The Agony of Bun O'Keefe - Heather Smith
Set in 1980s Newfoundland, The Agony of Bun O’Keefe is the story of a 14-year-old girl who runs away to the city and is taken in by a street musician who lives with an eclectic cast of characters: a pot smoking dishwasher with culinary dreams; a drag queen with a tragic past; a Catholic school girl desperately trying to reinvent herself; and a man who Bun is told to avoid at all cost.
This is a short book, but a book with a lot of heart and a lot of depth. Bun O'Keefe is fourteen, but her social education has been terribly stunted due to living along with her mother. Her mother is a hoarder who is hiding Bun from everyone and who is slowly eating herself to death. Eventually, in a heated moment, Bun's mother tells her to leave, and so she does, heading into the city to find a way of living on her own. After she meets the kind and helpful Busker Boy, who takes her to his place and lets her live with him and his roommates. Each of them help Bun develop socially and allow her the space to find herself in a world away from her mother.
Smith covers a lot of topics in this book, and the diverse cast allows for a myriad of perspectives on themes of death, hardship, and even sexual predators.
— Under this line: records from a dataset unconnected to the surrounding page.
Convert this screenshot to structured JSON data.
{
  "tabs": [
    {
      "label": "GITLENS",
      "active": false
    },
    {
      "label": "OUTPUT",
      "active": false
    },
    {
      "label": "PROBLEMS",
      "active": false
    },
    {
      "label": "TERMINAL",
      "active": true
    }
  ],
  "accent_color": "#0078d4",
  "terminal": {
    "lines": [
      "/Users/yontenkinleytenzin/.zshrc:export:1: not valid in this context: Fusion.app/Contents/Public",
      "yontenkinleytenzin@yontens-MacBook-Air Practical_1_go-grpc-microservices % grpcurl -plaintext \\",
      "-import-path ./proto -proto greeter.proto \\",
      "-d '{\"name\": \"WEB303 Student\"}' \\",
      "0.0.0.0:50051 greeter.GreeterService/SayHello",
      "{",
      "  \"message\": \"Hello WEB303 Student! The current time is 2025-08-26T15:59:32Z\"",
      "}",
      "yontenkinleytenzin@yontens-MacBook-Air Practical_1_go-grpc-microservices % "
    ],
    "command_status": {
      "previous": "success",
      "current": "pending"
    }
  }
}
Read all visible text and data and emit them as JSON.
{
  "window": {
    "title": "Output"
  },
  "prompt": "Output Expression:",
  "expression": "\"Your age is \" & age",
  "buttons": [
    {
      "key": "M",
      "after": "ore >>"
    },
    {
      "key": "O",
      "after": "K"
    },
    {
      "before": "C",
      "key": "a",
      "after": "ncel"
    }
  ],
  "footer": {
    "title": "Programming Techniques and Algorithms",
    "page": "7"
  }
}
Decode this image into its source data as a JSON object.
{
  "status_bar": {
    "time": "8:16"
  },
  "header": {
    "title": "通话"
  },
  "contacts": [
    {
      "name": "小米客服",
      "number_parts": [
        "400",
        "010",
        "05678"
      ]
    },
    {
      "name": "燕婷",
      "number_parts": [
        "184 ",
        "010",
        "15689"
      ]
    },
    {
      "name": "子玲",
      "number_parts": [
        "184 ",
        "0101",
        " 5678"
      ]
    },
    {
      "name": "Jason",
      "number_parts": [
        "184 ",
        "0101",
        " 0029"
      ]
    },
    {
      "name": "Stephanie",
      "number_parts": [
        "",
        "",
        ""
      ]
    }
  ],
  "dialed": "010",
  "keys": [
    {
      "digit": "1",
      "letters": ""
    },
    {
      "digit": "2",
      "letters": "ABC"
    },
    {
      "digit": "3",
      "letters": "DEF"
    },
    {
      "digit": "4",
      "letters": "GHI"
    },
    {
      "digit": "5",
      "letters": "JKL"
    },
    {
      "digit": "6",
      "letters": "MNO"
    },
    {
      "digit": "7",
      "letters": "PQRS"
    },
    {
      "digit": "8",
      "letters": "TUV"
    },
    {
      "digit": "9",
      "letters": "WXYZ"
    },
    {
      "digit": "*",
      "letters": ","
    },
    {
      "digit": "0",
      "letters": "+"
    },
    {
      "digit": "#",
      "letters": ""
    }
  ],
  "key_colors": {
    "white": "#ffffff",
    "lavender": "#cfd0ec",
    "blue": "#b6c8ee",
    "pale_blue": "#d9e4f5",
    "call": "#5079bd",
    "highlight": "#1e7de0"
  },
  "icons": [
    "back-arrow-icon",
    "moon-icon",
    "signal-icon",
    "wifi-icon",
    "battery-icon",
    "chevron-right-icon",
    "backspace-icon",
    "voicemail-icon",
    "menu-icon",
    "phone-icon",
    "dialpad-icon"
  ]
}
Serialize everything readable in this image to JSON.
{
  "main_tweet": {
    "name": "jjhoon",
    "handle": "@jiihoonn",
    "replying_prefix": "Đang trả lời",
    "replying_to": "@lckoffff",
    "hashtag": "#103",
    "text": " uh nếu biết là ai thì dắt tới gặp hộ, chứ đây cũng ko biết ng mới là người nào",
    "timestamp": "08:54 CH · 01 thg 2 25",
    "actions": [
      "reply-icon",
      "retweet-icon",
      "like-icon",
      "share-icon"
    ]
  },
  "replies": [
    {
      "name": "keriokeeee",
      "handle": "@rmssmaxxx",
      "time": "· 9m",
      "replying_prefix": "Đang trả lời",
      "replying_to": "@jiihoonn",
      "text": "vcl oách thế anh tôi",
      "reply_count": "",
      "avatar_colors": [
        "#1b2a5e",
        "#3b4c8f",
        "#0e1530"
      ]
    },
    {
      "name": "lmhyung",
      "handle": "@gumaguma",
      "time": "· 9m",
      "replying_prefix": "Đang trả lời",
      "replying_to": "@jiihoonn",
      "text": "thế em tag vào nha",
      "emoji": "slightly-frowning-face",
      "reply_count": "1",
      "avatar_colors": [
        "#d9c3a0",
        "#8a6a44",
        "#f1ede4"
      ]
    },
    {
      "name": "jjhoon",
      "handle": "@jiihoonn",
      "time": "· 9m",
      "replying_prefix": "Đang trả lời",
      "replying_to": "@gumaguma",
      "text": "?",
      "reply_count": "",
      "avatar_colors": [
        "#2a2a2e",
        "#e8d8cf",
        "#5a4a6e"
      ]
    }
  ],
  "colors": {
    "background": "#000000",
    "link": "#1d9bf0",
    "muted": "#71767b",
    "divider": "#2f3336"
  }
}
Bun's awkwardness brings humour to the story, while also showing her vulnerability. The first-person narrative style gives readers a look inside her head as she becomes confused by colloquial phrases, certain jokes, and common social niceties. Busker Boy attempts to keep her out of harm's way, but the idea of someone being a predator goes over Bun's head until it's too late.
Smith's writing is quiet and in some ways hypnotic, which works exceptionally well for the narrative. Bun O'Keefe is a difficult book and yet it's a truly hopeful book. It doesn't pretend to have easy answers, and there are some sincerely heartbreaking moments throughout. But in the end, it's also a beautiful book, and one that I hope people will take the time to find and savour.